Music has even been shown to reduce anxiety during labor itself and, with it, both heart rate and blood pressure. High anxiety levels at this time are expected, but they are linked with worse outcomes for both mother and child. Music helps by stimulating pleasure and providing a distraction that enables both better tolerance of pain and coping throughout.
Another way music supports the birthing experience is by increasing the secretion of endorphins - the brain’s natural pain relievers. Not only can these reduce pain intensity during labor, but they lower the sympathetic nervous system activity, which includes heart rate, blood pressure, respiratory rate, and immune stress, reducing anxiety still further.
High anxiety levels may also work against women adapting to motherhood in the initial postpartum period. Again music can help. Listening to music during the third trimester of pregnancy is not only associated with lower levels of postnatal depression but also with higher levels of general well-being in the first three months post birth.
Music therapy also has a significant effect on relieving the symptoms of existing postpartum depression, as well as associated pain and anxiety that could negatively impact how a woman interacts with her infant. It also serves to improve sleep quality and satisfaction, which go towards enhancing mood and makes early bonding with your child much easier.
Mother and baby sharing music can also be a special way in which they can develop a strong relationship. Babies begin responding to music in the womb and can remember the songs heard there and demonstrate a clear preference for them. Studies highlight that this music is even more effective than speech in reducing their distress.
Music has also been shown to significantly raise oxytocin levels in the body. Known as the love hormone, oxytocin plays a pivotal role in the formation of cohesive mother-infant bonds. Singing, in particular, can increase maternal well-being and perceived mom and baby closeness both during pregnancy and beyond.
Bottom line: Understand that as a new mother or mother-to-be - whatever stage of pregnancy you’re in, your feelings are valid, whether positive or negative. Embrace them, do not feel ashamed to talk about them, and reach out for help.
Every woman needs and deserves support, and participation in preventive activities, such as music therapy, during pregnancy impacts better emotional states after childbirth. That’s why we are excited about partnering with maternal care companies like Poppy Seed Health to support the needs of women throughout their journey.
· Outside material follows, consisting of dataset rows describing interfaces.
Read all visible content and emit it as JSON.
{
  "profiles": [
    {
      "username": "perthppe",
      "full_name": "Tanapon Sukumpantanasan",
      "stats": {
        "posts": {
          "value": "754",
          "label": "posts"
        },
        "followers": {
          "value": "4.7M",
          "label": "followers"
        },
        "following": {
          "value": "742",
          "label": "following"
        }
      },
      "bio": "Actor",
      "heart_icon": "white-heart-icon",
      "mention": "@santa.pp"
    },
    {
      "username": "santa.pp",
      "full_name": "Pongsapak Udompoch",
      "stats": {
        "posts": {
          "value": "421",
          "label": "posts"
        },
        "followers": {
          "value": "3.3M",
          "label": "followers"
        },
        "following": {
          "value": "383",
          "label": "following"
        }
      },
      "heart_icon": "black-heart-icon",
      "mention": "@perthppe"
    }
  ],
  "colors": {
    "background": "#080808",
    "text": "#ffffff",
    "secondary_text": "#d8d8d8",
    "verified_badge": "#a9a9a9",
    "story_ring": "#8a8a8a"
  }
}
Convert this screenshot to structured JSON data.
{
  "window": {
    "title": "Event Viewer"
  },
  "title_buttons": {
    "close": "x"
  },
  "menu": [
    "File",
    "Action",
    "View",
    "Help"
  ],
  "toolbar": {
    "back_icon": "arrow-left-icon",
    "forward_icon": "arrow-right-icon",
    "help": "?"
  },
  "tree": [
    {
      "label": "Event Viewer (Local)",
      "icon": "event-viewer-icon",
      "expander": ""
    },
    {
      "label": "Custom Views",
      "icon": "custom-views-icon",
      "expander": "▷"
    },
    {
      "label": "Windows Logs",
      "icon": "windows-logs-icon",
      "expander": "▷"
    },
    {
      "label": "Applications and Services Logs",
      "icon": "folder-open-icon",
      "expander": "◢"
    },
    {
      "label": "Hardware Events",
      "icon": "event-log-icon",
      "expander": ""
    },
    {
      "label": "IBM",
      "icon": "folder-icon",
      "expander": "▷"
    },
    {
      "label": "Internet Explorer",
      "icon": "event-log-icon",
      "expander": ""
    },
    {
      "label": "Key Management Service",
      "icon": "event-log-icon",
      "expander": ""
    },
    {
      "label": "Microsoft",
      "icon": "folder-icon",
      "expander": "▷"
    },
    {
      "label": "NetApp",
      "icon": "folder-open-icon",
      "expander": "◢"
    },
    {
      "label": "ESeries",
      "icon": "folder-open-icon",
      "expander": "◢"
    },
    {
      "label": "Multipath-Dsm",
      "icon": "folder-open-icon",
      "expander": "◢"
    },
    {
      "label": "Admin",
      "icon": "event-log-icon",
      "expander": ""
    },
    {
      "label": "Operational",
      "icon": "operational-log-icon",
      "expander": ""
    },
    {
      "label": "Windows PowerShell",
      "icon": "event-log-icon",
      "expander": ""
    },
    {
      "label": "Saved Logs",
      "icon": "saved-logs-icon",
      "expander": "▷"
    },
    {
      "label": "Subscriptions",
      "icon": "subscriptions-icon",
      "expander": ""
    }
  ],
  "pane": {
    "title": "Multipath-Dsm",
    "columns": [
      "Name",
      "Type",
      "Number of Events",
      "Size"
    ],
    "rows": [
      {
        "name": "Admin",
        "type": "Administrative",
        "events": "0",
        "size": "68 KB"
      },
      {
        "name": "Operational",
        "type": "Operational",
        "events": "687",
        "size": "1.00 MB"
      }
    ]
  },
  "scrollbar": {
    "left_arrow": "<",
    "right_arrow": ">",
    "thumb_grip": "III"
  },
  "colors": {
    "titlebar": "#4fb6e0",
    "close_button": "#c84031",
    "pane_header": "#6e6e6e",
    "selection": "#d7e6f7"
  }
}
Spiritune is excited to give you the right type of music to support you in whatever stage or emotional phase you’re in on your journey during this profoundly special time.